When stress or anxiety builds up to the point that the feelings are really strong, some people can also have what are called “panic attacks”. They may “freeze” and be totally unable to deal with the situation that is worrying them.
It’s important to look after your own health needs and to take action and get some help if you feel that the stress or anxiety you are feeling is building up.
Sometimes people who are stressed or anxious feel very trapped and can’t think of a way out of the situation that is bothering them – if this is the case, it can be very helpful to find someone you trust to talk to. They can help you to:
- see the situation from another perspective
- make a plan of what you need to do – and the things that can wait
- work out what you might do differently
- share the load – which might include identifying someone who can take over some tasks for you.
Ideas for relieving stress and anxiety
It can be very helpful to think ahead about the situations that stress you or make you feel anxious and to plan how you might deal with them differently – visualise the situation going really well and how this might feel.
Take decisions one at a time and plan in small steps what you can achieve – trying to do everything can often feel overwhelming and can lead to nothing being done... which then adds to the stress and anxiety you are feeling.
Remember to have enough to eat and drink and to get enough sleep.
Do something you enjoy beforehand – go for a walk, listen to some music, do some cooking, talk to your friends – and plan something nice for afterwards as well.
Take regular breaks from what you are doing – sometimes it is better to stop, review what the situation is and re-plan rather than battling on to complete something.
For more information visit http://www.nhs.uk/Conditions/stress-anxiety-depression/Pages/understanding-stress.aspx
Insomnia is difficulty getting to sleep or staying asleep for long enough to feel refreshed the next morning, even though you've had enough opportunity to sleep.
Most people have problems sleeping at some point in their life.
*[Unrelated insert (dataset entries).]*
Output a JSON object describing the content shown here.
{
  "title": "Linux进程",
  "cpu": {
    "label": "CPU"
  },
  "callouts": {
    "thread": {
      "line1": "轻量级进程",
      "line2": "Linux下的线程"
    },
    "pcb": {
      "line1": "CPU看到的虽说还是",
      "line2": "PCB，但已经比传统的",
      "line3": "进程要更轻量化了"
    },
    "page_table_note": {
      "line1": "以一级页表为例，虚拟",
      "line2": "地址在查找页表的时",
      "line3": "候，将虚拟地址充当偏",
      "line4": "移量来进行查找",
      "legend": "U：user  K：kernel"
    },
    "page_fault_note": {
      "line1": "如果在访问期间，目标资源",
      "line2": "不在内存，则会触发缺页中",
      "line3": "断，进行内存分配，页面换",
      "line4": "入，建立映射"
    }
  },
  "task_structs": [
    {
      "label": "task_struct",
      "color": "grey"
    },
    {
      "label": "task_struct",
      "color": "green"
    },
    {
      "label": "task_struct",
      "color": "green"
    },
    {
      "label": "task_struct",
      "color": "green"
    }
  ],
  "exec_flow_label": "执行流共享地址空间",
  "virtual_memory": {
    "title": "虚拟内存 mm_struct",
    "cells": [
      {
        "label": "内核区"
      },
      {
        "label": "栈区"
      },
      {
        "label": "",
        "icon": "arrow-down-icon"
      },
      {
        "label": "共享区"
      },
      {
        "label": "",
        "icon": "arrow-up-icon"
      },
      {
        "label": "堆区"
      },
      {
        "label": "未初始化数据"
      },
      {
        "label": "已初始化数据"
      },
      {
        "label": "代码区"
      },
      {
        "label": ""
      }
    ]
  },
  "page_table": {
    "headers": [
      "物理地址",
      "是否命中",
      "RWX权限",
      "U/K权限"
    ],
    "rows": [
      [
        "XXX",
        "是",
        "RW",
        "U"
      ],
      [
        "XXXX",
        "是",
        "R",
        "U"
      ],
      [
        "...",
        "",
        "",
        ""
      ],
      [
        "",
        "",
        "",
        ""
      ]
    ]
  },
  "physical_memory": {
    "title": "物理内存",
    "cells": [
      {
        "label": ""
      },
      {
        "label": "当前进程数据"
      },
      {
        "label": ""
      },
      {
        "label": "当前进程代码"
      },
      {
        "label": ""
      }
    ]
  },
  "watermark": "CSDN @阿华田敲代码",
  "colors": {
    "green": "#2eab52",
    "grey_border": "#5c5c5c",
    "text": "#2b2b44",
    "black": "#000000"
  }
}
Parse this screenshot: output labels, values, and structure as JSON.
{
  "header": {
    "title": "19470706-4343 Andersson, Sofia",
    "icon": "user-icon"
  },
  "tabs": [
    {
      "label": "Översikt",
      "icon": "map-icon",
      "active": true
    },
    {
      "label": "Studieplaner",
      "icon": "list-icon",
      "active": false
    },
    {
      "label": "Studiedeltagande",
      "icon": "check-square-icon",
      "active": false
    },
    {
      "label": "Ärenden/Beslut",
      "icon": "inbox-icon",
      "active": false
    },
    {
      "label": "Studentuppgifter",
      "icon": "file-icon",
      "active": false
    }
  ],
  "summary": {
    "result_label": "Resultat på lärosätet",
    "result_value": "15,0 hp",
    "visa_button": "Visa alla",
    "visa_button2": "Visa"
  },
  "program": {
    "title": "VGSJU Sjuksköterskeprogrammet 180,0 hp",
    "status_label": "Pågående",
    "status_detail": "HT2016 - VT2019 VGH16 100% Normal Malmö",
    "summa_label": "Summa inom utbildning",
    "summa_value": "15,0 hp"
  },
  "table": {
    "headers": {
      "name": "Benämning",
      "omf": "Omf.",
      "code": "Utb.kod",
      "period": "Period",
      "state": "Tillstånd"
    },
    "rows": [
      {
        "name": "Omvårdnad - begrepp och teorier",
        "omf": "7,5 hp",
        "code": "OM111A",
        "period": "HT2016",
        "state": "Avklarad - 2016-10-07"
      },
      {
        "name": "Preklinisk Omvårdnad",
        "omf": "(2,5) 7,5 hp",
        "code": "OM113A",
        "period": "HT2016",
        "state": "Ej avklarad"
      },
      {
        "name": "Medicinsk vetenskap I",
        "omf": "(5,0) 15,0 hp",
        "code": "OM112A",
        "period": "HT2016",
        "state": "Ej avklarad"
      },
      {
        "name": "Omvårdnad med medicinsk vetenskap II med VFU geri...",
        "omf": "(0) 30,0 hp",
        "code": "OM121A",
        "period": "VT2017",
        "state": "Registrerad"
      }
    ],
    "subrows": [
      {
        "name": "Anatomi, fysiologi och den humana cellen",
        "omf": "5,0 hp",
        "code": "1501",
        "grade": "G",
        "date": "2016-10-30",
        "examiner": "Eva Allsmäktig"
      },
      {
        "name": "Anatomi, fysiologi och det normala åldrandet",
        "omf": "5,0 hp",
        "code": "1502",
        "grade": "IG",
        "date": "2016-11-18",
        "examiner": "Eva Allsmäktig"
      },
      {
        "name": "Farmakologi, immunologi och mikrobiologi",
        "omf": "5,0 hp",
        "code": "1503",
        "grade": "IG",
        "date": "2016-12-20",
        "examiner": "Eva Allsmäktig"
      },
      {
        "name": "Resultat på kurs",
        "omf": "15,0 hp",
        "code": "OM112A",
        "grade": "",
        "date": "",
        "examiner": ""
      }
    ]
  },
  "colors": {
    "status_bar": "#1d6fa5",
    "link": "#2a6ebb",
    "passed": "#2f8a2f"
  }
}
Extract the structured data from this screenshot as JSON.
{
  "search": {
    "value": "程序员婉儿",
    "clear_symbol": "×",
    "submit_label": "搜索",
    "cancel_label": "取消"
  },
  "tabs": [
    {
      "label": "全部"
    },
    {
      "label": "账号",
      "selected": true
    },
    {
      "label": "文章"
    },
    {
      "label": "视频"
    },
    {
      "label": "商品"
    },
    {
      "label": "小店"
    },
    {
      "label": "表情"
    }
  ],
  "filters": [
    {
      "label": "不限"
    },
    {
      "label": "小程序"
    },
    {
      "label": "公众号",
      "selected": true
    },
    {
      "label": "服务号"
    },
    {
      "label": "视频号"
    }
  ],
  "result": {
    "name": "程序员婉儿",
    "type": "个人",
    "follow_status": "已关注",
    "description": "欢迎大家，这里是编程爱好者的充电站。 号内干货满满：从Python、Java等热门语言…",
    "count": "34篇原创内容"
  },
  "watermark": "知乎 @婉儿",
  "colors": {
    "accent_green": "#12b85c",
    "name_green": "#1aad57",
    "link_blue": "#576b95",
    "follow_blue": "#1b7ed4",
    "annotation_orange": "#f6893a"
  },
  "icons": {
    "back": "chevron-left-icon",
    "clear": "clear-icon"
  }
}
It's thought that a third of people in the UK have bouts of insomnia. It's difficult to define what normal sleep is as everyone is different. Your age, lifestyle, environment and diet all play a part in influencing the amount of sleep you need.
The most common symptoms of insomnia are:
- difficulty falling asleep
- waking up during the night
- waking up early in the morning
- feeling irritable and tired and finding it difficult to function during the day
Stress and anxiety are a common cause of insomnia